Top of Entries shown

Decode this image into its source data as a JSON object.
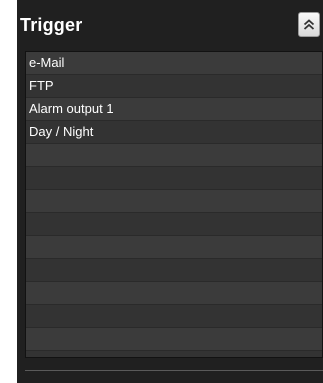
{
  "panel": {
    "title": "Trigger",
    "collapse_icon": "double-chevron-up-icon"
  },
  "trigger_list": {
    "items": [
      {
        "label": "e-Mail"
      },
      {
        "label": "FTP"
      },
      {
        "label": "Alarm output 1"
      },
      {
        "label": "Day / Night"
      }
    ],
    "empty_rows": 9
  },
  "colors": {
    "panel_background": "#202020",
    "list_row_odd": "#3b3b3b",
    "list_row_even": "#333333",
    "text": "#ffffff"
  }
}
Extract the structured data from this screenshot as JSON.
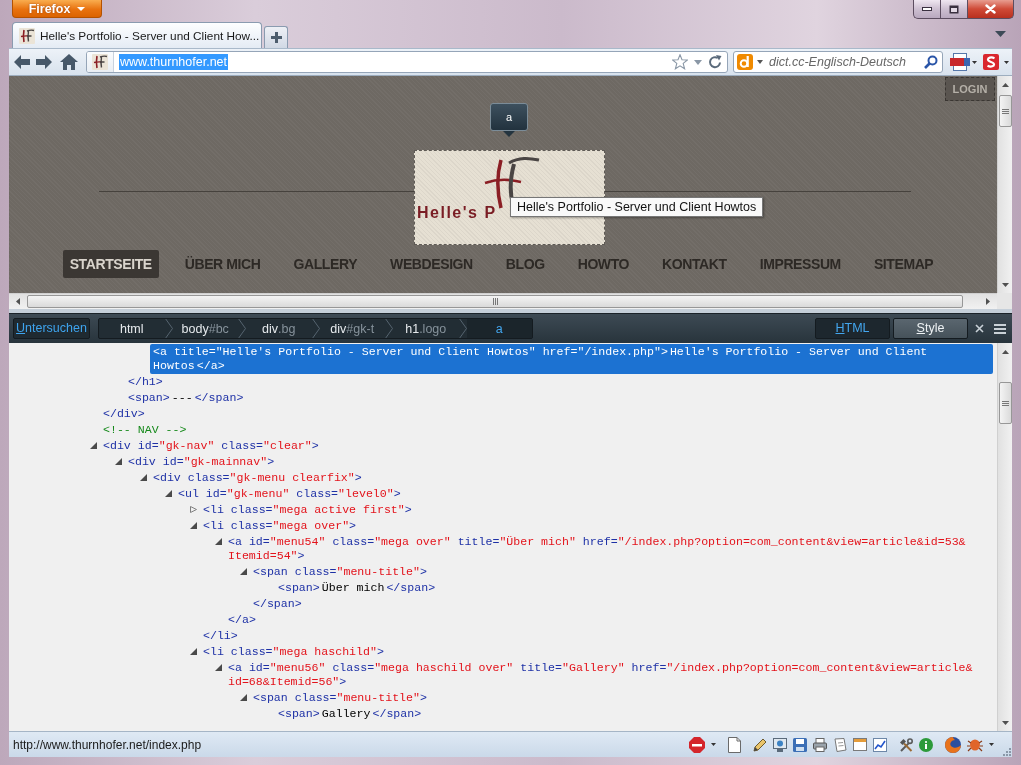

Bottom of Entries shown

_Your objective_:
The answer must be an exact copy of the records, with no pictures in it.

_Answer area_:
Decode this image into its source data as a JSON object.
{
  "panel": {
    "title": "Trigger",
    "collapse_icon": "double-chevron-up-icon"
  },
  "trigger_list": {
    "items": [
      {
        "label": "e-Mail"
      },
      {
        "label": "FTP"
      },
      {
        "label": "Alarm output 1"
      },
      {
        "label": "Day / Night"
      }
    ],
    "empty_rows": 9
  },
  "colors": {
    "panel_background": "#202020",
    "list_row_odd": "#3b3b3b",
    "list_row_even": "#333333",
    "text": "#ffffff"
  }
}
Extract the structured data from this screenshot as JSON.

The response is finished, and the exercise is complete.